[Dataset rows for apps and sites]
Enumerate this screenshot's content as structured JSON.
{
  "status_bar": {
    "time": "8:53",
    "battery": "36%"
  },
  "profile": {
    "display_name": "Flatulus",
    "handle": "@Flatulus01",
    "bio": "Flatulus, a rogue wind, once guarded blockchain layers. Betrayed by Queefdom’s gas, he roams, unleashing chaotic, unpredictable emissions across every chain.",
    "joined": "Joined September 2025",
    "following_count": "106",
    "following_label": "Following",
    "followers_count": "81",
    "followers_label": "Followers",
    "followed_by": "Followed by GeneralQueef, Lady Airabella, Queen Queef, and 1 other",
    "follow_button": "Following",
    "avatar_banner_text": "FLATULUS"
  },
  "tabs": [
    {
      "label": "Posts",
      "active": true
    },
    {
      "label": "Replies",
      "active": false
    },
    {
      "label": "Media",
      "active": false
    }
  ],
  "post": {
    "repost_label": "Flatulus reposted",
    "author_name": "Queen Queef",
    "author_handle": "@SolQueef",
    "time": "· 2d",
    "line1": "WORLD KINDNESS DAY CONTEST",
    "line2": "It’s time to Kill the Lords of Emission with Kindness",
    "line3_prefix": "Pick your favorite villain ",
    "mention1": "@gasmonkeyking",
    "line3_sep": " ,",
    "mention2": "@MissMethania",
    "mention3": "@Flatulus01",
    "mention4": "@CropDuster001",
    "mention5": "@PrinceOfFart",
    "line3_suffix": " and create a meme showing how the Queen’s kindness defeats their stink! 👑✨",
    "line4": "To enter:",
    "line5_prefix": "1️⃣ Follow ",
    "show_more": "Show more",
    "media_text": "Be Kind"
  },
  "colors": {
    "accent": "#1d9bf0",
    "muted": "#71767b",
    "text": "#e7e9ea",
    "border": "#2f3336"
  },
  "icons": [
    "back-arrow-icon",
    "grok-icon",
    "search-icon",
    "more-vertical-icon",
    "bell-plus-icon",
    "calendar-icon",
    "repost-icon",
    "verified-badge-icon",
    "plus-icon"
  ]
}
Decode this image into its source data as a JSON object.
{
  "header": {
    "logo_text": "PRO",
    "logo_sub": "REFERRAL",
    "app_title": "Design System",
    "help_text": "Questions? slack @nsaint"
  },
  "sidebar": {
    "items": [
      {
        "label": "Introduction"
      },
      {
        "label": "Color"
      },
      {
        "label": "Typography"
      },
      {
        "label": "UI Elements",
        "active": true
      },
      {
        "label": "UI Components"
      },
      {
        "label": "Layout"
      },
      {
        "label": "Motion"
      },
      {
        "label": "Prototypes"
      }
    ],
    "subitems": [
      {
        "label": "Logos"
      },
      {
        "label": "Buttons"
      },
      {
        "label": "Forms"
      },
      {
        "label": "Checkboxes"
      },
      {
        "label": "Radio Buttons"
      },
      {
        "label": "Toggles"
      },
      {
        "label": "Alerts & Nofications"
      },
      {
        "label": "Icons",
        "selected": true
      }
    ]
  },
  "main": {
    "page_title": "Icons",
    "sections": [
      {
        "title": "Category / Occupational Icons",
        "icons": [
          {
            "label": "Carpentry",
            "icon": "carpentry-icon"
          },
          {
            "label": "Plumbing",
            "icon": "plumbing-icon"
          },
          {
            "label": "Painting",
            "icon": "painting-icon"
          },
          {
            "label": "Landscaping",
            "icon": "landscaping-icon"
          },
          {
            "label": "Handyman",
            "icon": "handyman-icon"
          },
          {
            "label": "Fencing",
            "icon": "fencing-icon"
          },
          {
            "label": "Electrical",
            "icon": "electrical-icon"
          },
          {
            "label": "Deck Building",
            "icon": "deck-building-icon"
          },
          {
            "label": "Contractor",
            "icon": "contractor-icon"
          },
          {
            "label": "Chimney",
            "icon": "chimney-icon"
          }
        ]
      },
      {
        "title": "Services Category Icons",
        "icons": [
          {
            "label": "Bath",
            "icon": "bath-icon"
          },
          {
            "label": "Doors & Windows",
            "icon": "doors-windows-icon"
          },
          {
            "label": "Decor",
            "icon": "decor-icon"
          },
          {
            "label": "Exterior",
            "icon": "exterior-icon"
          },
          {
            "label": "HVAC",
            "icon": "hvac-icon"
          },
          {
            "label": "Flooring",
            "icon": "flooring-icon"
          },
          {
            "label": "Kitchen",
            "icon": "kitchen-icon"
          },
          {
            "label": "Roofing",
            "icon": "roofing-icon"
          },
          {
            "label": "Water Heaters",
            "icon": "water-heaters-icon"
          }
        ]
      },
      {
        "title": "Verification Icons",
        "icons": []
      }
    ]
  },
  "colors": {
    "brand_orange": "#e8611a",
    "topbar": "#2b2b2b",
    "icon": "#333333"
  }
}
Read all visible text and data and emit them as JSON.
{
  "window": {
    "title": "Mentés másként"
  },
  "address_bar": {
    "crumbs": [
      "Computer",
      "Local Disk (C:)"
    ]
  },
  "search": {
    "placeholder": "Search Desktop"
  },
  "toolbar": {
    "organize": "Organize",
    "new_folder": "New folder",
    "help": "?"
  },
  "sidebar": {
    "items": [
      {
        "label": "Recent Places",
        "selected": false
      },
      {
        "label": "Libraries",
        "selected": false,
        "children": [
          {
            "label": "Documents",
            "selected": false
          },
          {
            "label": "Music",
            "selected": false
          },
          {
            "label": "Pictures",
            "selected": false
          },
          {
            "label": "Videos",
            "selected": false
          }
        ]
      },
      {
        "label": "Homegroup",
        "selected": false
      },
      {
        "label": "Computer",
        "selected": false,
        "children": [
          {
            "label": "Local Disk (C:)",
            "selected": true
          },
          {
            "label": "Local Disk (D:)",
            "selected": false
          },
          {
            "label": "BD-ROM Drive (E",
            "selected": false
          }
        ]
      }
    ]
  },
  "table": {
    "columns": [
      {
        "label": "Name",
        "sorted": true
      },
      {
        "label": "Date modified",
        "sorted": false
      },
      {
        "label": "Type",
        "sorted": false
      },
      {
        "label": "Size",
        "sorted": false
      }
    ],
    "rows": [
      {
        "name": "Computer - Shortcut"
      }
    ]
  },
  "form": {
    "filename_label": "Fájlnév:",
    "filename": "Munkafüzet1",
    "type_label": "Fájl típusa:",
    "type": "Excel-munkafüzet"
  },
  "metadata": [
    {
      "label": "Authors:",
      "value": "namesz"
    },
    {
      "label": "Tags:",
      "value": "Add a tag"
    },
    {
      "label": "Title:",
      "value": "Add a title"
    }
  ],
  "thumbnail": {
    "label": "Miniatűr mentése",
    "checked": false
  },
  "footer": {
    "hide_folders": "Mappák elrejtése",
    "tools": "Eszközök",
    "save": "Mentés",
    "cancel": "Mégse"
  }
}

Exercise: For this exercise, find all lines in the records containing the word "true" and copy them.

Output of the task:
      "active": true
        "active": true
        "selected": true
            "selected": true
        "sorted": true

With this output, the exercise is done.